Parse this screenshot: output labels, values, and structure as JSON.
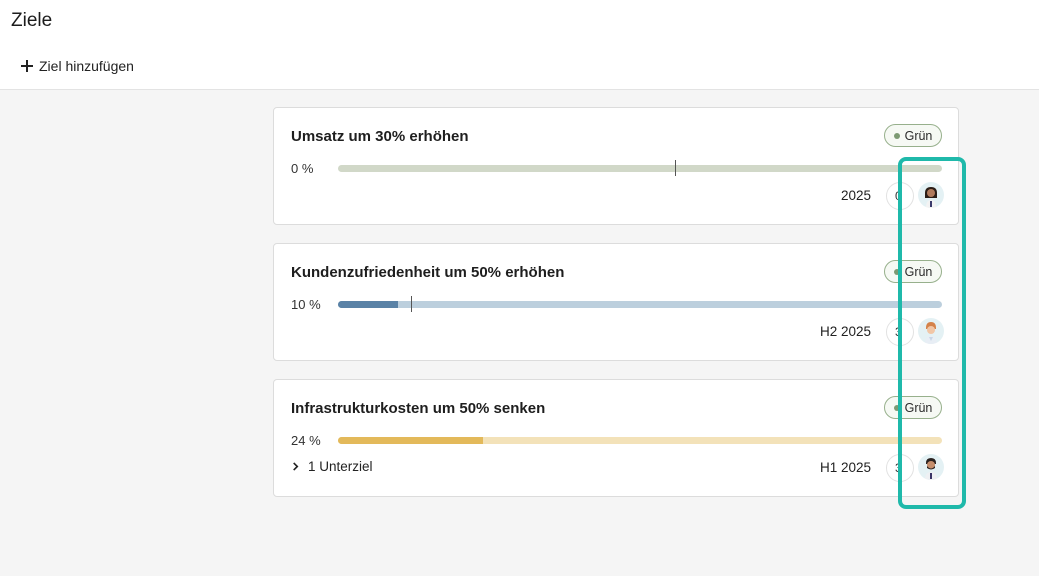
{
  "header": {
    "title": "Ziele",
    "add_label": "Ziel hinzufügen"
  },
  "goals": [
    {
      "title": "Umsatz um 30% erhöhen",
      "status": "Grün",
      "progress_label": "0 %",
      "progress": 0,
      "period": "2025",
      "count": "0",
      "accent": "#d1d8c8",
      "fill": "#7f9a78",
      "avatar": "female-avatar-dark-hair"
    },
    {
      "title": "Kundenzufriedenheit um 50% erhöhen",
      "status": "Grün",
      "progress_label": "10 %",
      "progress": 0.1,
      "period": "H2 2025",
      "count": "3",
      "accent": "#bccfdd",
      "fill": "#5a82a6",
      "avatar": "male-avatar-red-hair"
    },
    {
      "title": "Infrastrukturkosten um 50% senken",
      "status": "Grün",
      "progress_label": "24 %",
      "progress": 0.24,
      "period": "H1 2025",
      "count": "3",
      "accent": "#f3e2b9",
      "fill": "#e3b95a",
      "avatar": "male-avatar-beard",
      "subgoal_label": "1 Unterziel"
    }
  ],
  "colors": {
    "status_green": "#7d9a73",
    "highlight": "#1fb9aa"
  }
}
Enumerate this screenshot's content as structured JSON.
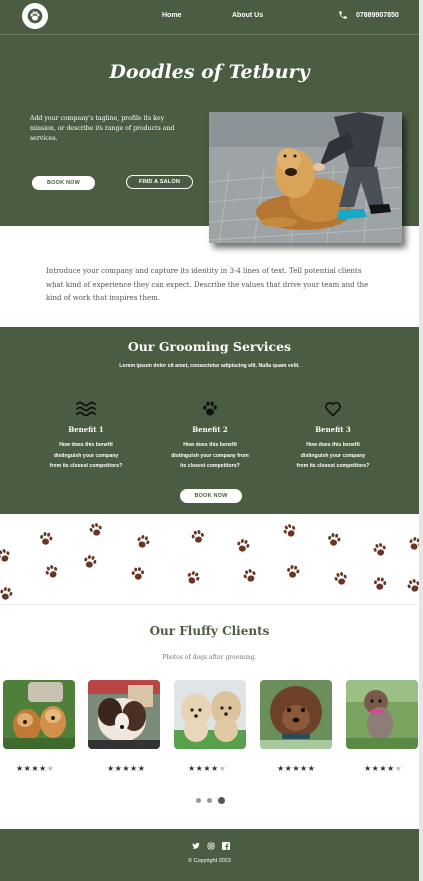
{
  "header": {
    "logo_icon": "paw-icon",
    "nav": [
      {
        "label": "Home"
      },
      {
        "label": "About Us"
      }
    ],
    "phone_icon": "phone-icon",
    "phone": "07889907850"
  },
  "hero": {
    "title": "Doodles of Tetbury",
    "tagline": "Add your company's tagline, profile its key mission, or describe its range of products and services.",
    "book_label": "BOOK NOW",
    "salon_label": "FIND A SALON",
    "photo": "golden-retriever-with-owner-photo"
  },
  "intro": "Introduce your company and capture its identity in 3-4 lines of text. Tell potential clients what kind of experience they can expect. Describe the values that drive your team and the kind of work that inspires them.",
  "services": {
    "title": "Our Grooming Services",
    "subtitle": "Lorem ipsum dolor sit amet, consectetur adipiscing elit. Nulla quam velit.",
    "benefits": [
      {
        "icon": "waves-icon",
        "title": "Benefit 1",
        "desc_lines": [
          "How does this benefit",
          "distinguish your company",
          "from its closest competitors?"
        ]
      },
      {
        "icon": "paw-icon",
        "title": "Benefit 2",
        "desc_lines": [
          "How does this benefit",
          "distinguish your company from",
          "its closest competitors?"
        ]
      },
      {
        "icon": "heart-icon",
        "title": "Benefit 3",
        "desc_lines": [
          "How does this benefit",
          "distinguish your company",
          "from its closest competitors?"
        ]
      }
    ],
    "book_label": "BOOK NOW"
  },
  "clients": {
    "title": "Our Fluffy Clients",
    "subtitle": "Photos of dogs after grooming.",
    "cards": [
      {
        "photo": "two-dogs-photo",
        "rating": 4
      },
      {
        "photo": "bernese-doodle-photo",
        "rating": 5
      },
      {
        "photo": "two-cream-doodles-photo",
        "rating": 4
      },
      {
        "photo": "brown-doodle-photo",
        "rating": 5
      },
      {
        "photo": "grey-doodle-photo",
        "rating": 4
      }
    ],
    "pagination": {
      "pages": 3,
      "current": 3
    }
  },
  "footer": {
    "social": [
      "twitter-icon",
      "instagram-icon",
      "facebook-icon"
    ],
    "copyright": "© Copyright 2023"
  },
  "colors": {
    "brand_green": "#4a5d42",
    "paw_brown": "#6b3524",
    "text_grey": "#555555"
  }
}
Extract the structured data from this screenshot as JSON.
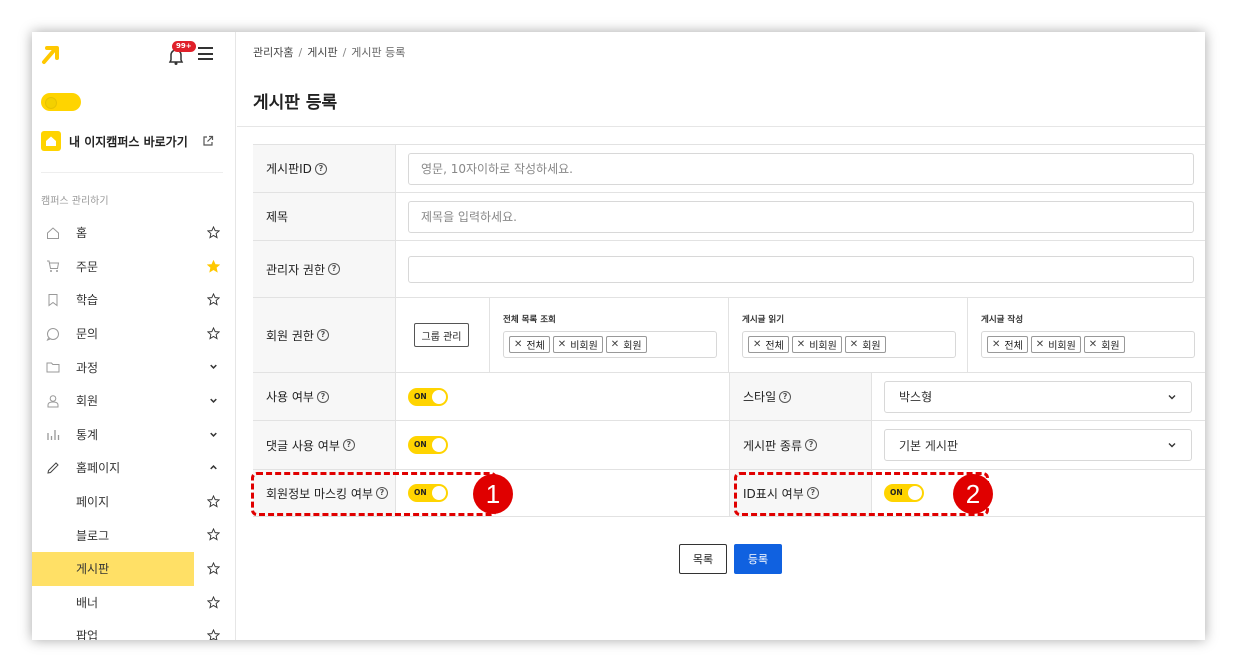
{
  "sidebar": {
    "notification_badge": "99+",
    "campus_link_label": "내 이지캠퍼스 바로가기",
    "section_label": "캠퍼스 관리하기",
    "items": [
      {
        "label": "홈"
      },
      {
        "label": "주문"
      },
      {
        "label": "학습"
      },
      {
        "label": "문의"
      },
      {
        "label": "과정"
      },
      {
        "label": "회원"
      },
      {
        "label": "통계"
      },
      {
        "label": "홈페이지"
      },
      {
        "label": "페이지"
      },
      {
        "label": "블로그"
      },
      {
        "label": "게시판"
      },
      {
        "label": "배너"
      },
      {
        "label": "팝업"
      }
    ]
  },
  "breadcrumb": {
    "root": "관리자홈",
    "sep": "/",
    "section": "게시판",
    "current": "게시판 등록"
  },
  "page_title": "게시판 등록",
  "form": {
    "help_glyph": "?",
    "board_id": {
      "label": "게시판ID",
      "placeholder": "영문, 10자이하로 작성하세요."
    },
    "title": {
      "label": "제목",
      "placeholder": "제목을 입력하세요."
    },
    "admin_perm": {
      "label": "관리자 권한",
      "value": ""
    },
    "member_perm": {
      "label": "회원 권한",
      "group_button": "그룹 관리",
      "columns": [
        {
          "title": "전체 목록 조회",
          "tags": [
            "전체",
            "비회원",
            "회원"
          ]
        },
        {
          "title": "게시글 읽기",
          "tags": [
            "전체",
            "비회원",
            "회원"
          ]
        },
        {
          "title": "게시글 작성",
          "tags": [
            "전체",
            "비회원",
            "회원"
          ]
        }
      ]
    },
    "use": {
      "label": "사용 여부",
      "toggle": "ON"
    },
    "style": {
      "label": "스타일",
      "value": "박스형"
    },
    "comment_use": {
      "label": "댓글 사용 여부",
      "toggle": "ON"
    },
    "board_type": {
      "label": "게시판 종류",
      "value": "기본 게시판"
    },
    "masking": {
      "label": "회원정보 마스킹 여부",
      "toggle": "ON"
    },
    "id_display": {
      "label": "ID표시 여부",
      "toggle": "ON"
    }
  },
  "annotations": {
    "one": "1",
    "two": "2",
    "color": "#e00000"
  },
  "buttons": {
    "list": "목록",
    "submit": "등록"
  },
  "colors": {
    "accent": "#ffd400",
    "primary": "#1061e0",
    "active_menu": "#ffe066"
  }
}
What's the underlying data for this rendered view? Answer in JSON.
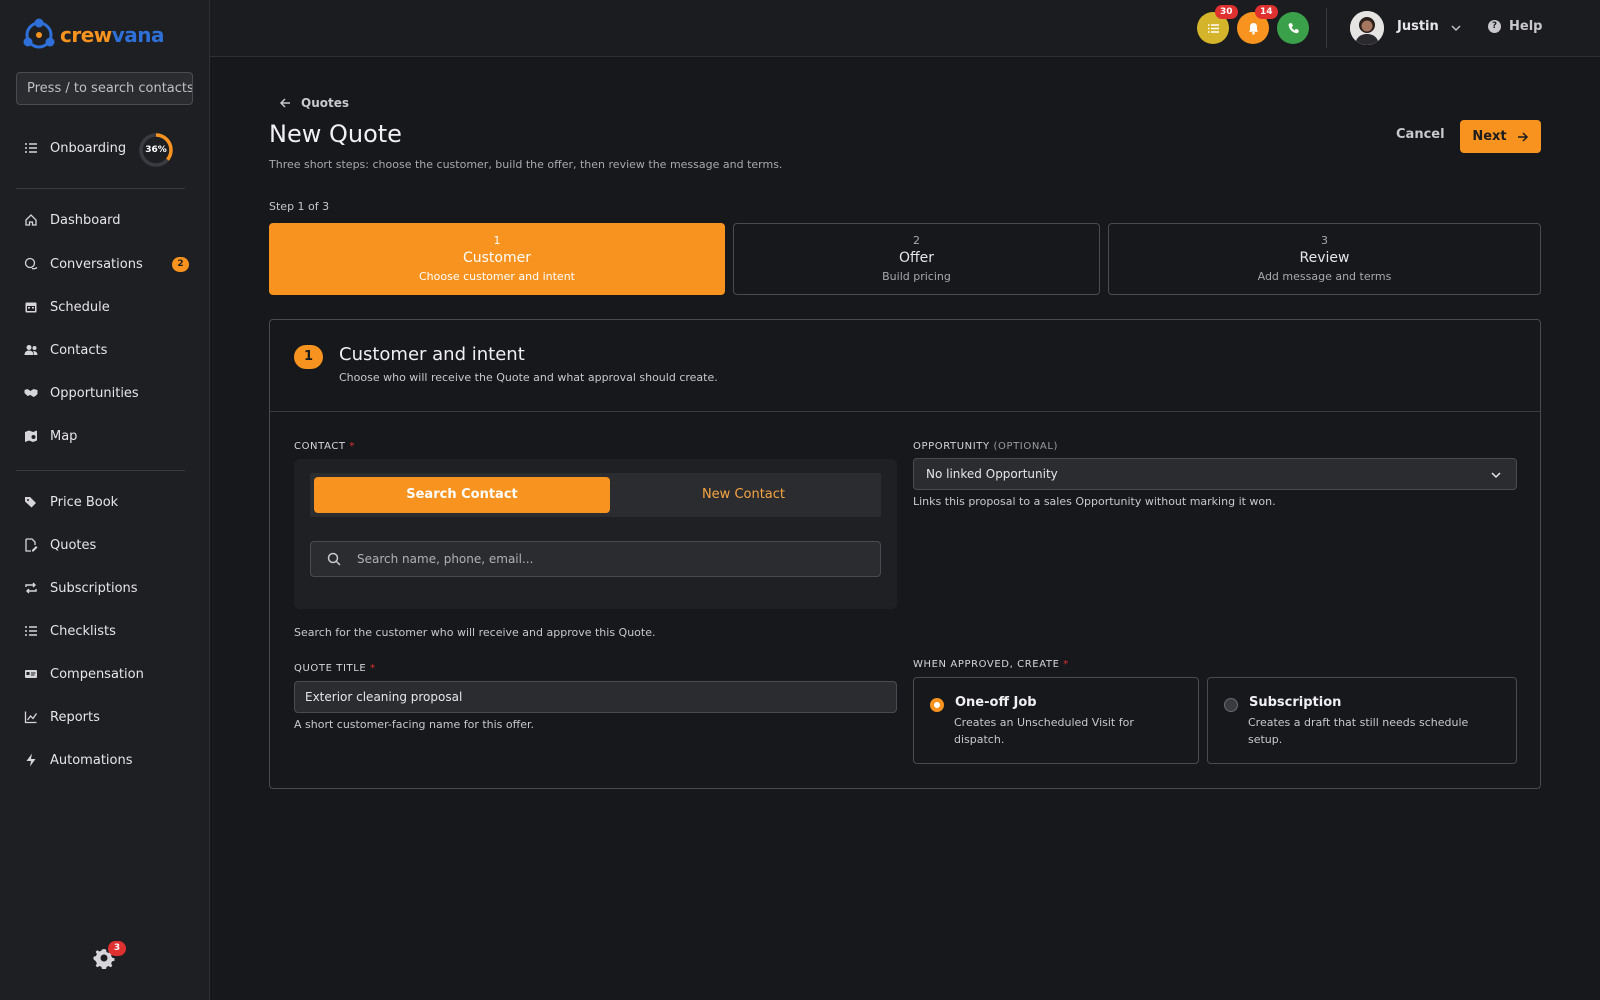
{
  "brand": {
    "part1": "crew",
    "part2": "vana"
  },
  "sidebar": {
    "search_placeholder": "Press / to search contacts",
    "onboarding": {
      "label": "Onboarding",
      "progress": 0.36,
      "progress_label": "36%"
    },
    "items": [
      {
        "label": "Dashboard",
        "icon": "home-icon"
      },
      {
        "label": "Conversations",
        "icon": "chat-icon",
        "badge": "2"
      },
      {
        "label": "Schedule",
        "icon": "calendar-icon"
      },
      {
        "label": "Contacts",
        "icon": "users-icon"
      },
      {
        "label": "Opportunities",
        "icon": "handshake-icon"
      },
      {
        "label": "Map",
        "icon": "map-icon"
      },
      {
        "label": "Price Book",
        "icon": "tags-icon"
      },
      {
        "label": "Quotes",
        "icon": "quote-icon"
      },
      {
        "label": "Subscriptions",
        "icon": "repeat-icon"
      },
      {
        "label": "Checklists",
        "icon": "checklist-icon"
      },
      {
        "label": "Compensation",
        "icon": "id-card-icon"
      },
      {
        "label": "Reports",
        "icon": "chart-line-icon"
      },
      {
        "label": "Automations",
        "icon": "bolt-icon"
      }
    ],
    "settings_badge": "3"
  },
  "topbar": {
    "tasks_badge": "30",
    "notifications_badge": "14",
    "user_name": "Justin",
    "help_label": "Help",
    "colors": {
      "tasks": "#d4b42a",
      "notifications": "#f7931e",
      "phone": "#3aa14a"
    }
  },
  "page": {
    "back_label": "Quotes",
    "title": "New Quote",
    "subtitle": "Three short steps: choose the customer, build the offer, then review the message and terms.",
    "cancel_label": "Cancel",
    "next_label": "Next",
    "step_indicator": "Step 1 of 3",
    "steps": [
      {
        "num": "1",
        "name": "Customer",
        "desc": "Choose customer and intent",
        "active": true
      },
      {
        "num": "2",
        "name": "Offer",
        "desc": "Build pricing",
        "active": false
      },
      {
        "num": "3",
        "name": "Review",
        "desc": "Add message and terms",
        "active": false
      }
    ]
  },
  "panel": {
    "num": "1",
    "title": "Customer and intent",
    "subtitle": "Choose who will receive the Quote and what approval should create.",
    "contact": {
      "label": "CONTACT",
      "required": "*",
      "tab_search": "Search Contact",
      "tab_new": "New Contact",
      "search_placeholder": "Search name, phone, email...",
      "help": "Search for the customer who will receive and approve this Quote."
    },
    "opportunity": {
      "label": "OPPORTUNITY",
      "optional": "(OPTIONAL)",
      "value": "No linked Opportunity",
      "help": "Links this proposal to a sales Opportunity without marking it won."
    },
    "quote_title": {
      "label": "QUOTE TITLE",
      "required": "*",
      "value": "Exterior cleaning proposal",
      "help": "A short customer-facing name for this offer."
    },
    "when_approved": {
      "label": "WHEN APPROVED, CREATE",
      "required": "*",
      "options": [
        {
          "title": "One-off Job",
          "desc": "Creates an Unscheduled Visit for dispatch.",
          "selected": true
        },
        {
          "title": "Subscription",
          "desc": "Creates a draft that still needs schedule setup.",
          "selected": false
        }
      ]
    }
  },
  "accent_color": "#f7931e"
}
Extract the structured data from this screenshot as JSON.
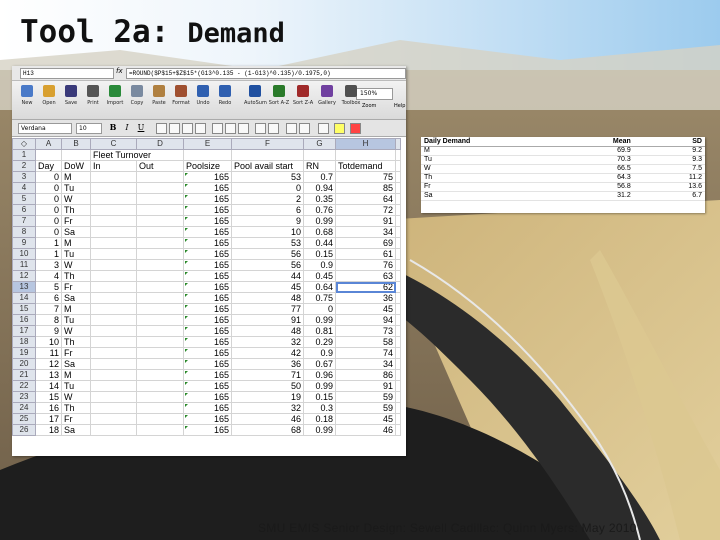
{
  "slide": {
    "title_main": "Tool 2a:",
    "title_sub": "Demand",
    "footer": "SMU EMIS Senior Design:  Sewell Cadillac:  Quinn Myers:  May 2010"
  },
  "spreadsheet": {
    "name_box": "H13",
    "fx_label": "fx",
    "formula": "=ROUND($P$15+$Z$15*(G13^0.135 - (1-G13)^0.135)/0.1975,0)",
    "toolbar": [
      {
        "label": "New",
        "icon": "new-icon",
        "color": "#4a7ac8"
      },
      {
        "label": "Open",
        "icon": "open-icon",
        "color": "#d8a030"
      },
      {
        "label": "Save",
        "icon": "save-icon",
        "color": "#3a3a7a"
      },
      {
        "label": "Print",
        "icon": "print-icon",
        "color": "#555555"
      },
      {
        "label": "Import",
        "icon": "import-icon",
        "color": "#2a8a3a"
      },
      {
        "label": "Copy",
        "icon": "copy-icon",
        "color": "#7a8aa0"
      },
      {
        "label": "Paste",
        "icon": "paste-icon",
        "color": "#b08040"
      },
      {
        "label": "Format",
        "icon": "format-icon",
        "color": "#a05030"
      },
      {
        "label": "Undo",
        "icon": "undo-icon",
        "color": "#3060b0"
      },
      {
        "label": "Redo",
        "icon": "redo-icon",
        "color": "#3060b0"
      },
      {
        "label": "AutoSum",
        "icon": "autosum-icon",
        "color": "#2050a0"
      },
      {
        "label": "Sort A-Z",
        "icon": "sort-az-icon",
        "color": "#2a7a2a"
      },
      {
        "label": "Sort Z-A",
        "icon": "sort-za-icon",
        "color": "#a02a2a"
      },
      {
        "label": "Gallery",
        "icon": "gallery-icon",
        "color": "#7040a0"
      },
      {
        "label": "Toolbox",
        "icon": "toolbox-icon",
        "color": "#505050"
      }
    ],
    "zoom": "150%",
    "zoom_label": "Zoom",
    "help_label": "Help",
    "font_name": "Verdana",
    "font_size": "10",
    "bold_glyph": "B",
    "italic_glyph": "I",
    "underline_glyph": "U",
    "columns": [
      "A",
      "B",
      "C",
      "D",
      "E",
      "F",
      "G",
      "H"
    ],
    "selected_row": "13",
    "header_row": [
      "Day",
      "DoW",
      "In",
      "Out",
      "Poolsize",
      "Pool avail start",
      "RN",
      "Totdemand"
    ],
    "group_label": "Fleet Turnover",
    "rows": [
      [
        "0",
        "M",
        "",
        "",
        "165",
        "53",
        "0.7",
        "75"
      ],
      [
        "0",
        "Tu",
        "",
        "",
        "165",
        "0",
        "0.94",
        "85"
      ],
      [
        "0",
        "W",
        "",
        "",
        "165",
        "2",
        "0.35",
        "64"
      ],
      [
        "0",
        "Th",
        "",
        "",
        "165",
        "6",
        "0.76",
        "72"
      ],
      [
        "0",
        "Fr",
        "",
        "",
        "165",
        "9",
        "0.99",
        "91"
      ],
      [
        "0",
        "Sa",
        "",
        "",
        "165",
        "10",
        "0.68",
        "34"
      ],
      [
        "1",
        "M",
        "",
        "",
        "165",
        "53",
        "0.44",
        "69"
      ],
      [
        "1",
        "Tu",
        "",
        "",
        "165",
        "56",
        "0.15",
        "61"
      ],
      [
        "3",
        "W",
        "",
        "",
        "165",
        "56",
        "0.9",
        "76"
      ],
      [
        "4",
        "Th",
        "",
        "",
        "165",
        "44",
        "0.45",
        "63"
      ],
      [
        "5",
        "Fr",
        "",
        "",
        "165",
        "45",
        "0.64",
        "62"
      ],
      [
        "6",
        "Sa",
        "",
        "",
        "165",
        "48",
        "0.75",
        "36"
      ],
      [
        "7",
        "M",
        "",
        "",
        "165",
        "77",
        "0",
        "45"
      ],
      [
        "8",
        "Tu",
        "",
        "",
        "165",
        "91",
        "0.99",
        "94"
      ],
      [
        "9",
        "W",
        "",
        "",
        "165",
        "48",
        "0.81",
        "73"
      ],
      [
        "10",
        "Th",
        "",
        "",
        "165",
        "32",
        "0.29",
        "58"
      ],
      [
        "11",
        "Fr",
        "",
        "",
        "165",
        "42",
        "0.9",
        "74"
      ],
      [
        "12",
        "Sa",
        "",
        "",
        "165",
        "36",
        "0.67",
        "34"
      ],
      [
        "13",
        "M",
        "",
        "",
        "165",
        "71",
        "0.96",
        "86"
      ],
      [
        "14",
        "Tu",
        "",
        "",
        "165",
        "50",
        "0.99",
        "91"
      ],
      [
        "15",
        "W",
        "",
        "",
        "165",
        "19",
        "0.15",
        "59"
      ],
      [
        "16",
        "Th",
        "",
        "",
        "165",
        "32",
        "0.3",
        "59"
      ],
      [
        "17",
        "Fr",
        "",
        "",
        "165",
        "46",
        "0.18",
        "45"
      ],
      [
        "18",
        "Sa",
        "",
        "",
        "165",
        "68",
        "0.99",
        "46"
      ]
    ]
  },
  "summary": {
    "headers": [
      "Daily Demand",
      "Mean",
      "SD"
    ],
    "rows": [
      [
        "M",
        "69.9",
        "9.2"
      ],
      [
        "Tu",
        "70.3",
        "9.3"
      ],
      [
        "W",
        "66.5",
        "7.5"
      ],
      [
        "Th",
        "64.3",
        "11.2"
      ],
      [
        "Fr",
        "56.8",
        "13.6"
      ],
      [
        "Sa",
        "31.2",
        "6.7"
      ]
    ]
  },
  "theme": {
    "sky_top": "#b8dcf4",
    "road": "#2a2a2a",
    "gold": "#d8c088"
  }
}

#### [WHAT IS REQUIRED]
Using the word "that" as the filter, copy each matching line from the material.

#### [RESPONSE AREA]
  "intro": "Introduce your company and capture its identity in 3-4 lines of text. Tell potential clients what kind of experience they can expect. Describe the values that drive your team and the kind of work that inspires them.",
          "desc": "Creates a draft that still needs schedule setup.",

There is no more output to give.